Near the end of his Memorial Day performance at Eugene, Oregon’s Hult Center, Jack White did one of the weirdest, most out-of-character things I’ve ever seen him do. During the final verse of a crushing rendition of the White Stripes’ immortal “Seven Nation Army,” he cut off every instrument save for the drums and sang over the crowd’s chant of the song’s iconic bass line. In nearly a decade since the release of Elephant, that riff from “Seven Nation Army” has been repurposed throughout Europe as a popular soccer chant. That’s far from what White likely had in mind for it, considering that the album was released at the height of his militantly lo-fi rhetoric. To see him even acknowledge that his most enduring song has become “We Will Rock You,” let alone encourage it, was a little bizarre and unnerving. However, there’s a reason that “Seven Nation Army” has achieved that level of ubiquity. The song thrills in every context.
White’s current tour, on the back of his recent solo debut Blunderbuss, is the final touch to his ascent to modern-rock elder statesman. The White Stripes and Raconteurs songs that littered his two-hour set are Classic Rock now. He treated them like “Pride (In the Name of Love),” relishing the extra level of recognition. He opened with “Dead Leaves and the Dirty Ground” and was visibly giddy when the audience sang more of “Hotel Yorba” than he did. After years of rejection of basically every conventional frontman trope in the name of authenticity, he finally feels comfortable embracing them.

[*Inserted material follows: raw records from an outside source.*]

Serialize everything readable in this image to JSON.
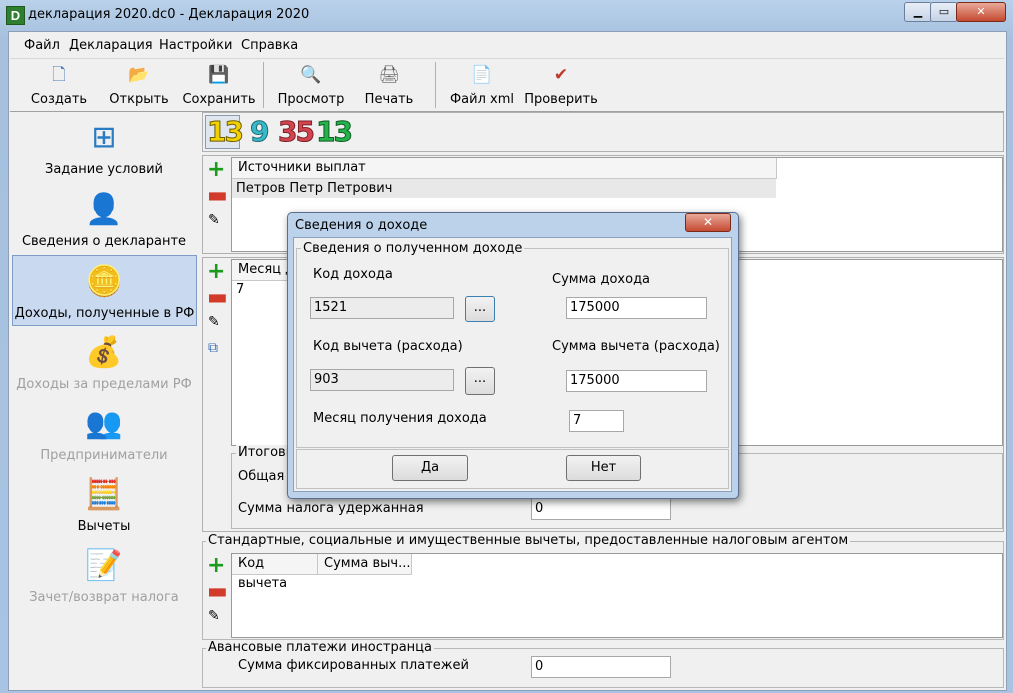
{
  "window": {
    "title": "декларация 2020.dc0 - Декларация 2020",
    "app_icon_letter": "D",
    "min_glyph": "▁",
    "max_glyph": "▭",
    "close_glyph": "✕"
  },
  "menu": [
    "Файл",
    "Декларация",
    "Настройки",
    "Справка"
  ],
  "toolbar": [
    {
      "label": "Создать",
      "icon": "new-document-icon",
      "glyph": "🗋"
    },
    {
      "label": "Открыть",
      "icon": "open-folder-icon",
      "glyph": "📂"
    },
    {
      "label": "Сохранить",
      "icon": "save-disk-icon",
      "glyph": "💾"
    },
    {
      "label": "Просмотр",
      "icon": "preview-icon",
      "glyph": "🔍"
    },
    {
      "label": "Печать",
      "icon": "printer-icon",
      "glyph": "🖨"
    },
    {
      "label": "Файл xml",
      "icon": "xml-export-icon",
      "glyph": "📄"
    },
    {
      "label": "Проверить",
      "icon": "check-document-icon",
      "glyph": "✔"
    }
  ],
  "nav": [
    {
      "label": "Задание условий",
      "icon": "conditions-diagram-icon",
      "glyph": "⊞",
      "state": "normal"
    },
    {
      "label": "Сведения о декларанте",
      "icon": "person-icon",
      "glyph": "👤",
      "state": "normal"
    },
    {
      "label": "Доходы, полученные в РФ",
      "icon": "coins-icon",
      "glyph": "🪙",
      "state": "active"
    },
    {
      "label": "Доходы за пределами РФ",
      "icon": "money-bag-icon",
      "glyph": "💰",
      "state": "disabled"
    },
    {
      "label": "Предприниматели",
      "icon": "entrepreneur-icon",
      "glyph": "👥",
      "state": "disabled"
    },
    {
      "label": "Вычеты",
      "icon": "calculator-icon",
      "glyph": "🧮",
      "state": "normal"
    },
    {
      "label": "Зачет/возврат налога",
      "icon": "tax-return-icon",
      "glyph": "📝",
      "state": "disabled"
    }
  ],
  "rate_tabs": [
    {
      "label": "13",
      "color": "#f2d100"
    },
    {
      "label": "9",
      "color": "#37b9c8"
    },
    {
      "label": "35",
      "color": "#d2454f"
    },
    {
      "label": "13",
      "color": "#25b24a"
    }
  ],
  "sources": {
    "header": "Источники выплат",
    "rows": [
      "Петров Петр Петрович"
    ]
  },
  "income": {
    "header_month": "Месяц дохода",
    "rows": [
      "7"
    ]
  },
  "totals": {
    "legend": "Итоговые суммы по источнику выплат",
    "total_label": "Общая сумма дохода",
    "withheld_label": "Сумма налога удержанная",
    "withheld_value": "0"
  },
  "deductions": {
    "legend": "Стандартные, социальные и имущественные вычеты, предоставленные налоговым агентом",
    "col_code": "Код вычета",
    "col_sum": "Сумма выч..."
  },
  "advance": {
    "legend": "Авансовые платежи иностранца",
    "label": "Сумма фиксированных платежей",
    "value": "0"
  },
  "icons": {
    "plus": "+",
    "minus": "▬",
    "edit": "✎",
    "copy": "⧉"
  },
  "dialog": {
    "title": "Сведения о доходе",
    "group_legend": "Сведения о полученном доходе",
    "income_code_label": "Код дохода",
    "income_code_value": "1521",
    "income_sum_label": "Сумма дохода",
    "income_sum_value": "175000",
    "deduction_code_label": "Код вычета (расхода)",
    "deduction_code_value": "903",
    "deduction_sum_label": "Сумма вычета (расхода)",
    "deduction_sum_value": "175000",
    "month_label": "Месяц получения дохода",
    "month_value": "7",
    "browse_label": "...",
    "yes_label": "Да",
    "no_label": "Нет",
    "close_glyph": "✕"
  }
}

The Blunderbuss material sounds enough like White’s other bands that it fits seamlessly into a set with those songs. It’s an unmistakably Jack White record on the surface—over the course of a 15-year career, he’s honed his blend of blues, folk, country, and rock into a mixture that will sound like his work no matter who else is involved. But it’s also a deceptively complex set of material, full of the kind of instrumental interplay he couldn’t get away with in his other, more limiting projects. “Sixteen Saltines” and “Freedom at 21” would have fit on any White Stripes or Raconteurs album, but the prog-tinged “Missing Pieces” and the ballads “Hypocritical Kiss” and “Take Me With You When You Go” are very much the work of Jack White the auteur. His five-piece backing band, the Buzzards (the all-male of his two touring bands—he sometimes performs with an all-female group called the Peacocks) was tailor-made for the new stuff but also stretched out his older material. The show’s highlight was an epic, reverb-drenched version of the Stripes’ “I’m Slowly Turning Into You,” a showcase for former Mars Volta keyboardist Ikey Owens.
White’s live performances with his previous bands were always deliberately segregated. Raconteurs shows featured no White Stripes songs, and the Dead Weather’s sets had no overlap from either of those two. His relenting on this point on his first solo outing can be taken as an admission on his part that his projects will always be interconnected. Comparisons between them are still futile: it goes without saying that his new show lacks the primal power of the one White Stripes show I was lucky enough to see in 2003. But this is, far and away, the best group of musicians he’s ever played with. I never thought middle-aged Jack White would be this fun.